• **EXERCISE BRIEF**: Reproduce precisely the lines of the material below from the line containing "Convert this screenshot" up to and including its last line. Pictures must not be copied.

• **DATA FOR THIS EXERCISE**:
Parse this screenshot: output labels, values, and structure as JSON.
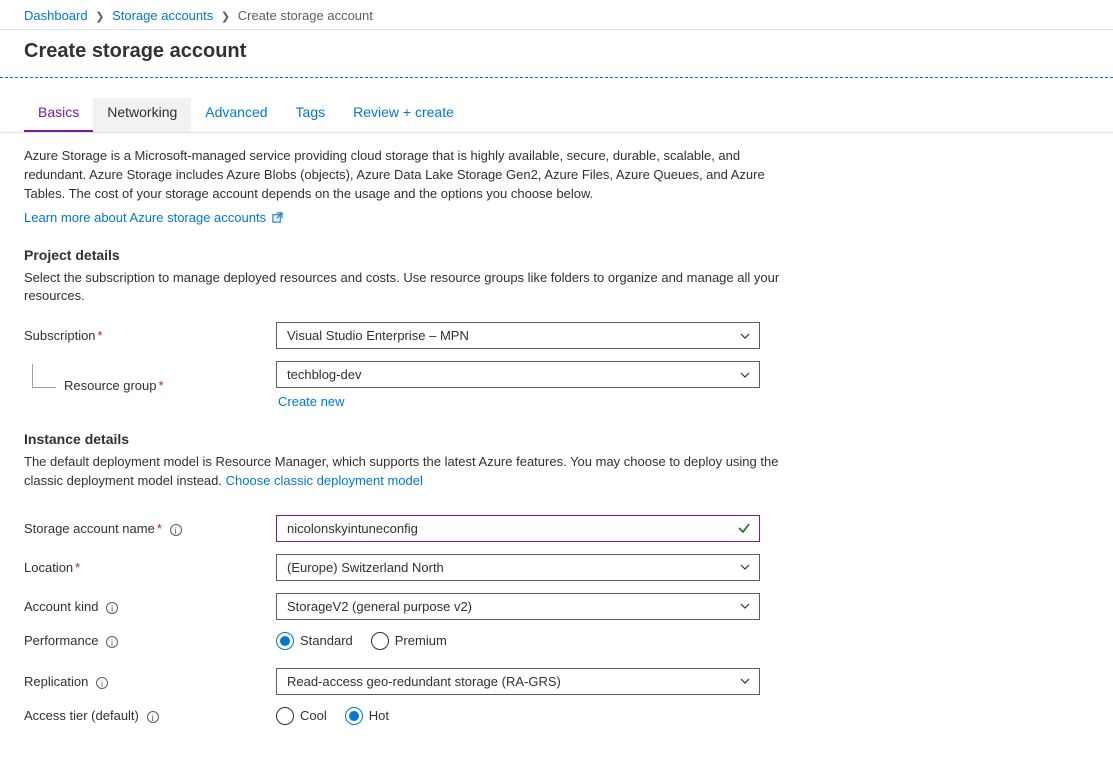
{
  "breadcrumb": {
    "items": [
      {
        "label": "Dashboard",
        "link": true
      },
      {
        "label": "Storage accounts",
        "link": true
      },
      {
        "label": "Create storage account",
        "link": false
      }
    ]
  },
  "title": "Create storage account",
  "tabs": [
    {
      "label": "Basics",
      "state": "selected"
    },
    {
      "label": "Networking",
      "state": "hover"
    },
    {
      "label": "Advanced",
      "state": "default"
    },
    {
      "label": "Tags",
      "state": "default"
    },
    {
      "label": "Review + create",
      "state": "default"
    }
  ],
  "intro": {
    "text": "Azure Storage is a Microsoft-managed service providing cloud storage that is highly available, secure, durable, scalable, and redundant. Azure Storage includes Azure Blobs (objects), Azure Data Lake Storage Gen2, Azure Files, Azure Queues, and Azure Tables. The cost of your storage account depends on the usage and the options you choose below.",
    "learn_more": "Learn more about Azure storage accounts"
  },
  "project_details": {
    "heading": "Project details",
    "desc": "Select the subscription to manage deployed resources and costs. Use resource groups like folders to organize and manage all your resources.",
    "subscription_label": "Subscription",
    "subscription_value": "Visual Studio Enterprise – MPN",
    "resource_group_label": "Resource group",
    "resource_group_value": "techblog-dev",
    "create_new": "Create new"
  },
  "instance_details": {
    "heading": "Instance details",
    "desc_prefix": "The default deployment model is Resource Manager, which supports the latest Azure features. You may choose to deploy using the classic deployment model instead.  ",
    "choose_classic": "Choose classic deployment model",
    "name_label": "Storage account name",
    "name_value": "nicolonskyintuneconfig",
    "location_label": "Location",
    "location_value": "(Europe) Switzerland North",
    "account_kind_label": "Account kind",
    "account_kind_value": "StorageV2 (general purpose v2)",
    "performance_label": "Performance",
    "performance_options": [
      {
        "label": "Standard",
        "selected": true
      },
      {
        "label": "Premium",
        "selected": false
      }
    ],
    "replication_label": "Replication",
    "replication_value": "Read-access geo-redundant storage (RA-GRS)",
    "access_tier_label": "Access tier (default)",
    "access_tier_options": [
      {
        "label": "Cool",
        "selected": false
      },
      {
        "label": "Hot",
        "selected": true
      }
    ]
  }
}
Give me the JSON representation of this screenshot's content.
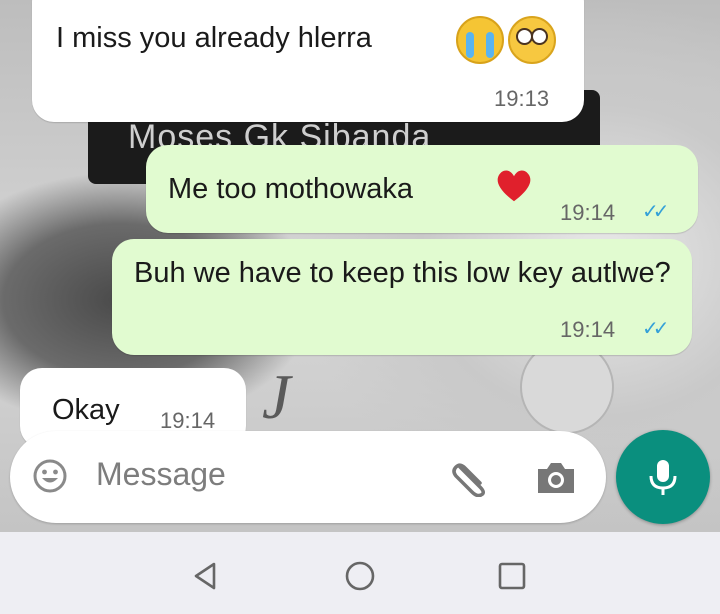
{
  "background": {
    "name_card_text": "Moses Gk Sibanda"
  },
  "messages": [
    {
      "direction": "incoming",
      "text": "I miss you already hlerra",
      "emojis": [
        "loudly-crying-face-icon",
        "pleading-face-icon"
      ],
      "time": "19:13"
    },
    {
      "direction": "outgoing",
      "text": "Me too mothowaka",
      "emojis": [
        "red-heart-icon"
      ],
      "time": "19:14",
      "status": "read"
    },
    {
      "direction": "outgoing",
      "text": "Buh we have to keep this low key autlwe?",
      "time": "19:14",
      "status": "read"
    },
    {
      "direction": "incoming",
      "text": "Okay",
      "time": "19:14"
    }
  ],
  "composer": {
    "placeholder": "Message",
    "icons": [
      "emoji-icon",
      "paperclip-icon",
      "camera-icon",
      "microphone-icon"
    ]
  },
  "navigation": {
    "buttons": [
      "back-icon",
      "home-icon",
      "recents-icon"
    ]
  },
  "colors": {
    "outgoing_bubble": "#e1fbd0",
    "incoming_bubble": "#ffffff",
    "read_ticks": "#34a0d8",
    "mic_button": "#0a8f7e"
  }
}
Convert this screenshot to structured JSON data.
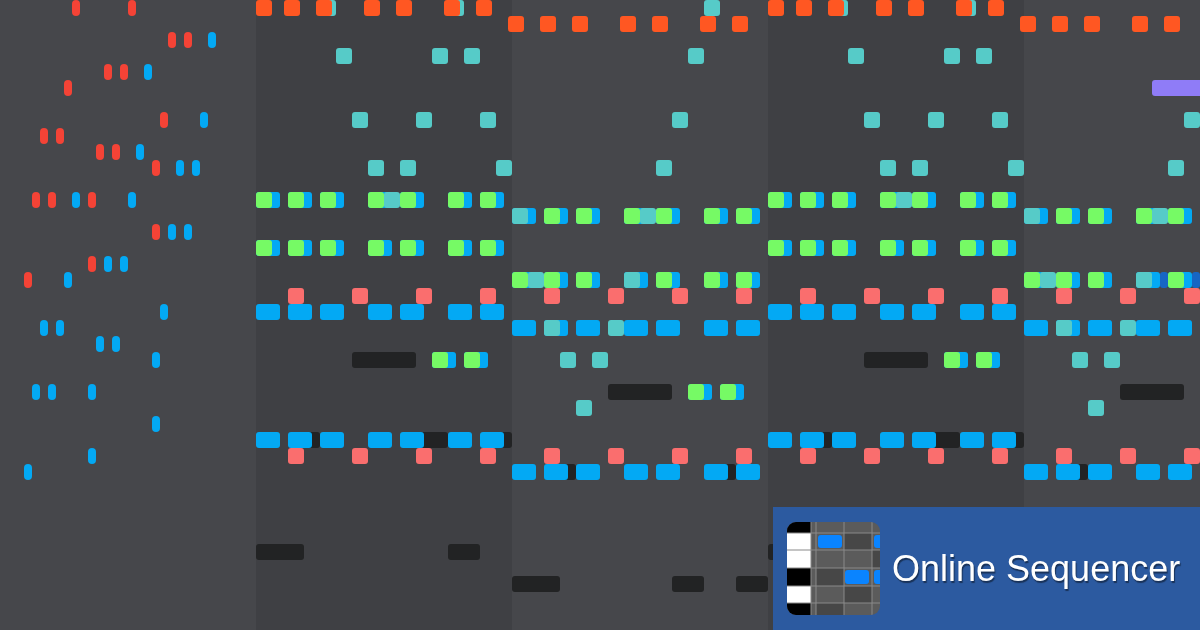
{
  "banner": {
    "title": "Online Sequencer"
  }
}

• **YOUR RESPONSE**:
Convert this screenshot to structured JSON data.
{
  "banner": {
    "title": "Online Sequencer"
  }
}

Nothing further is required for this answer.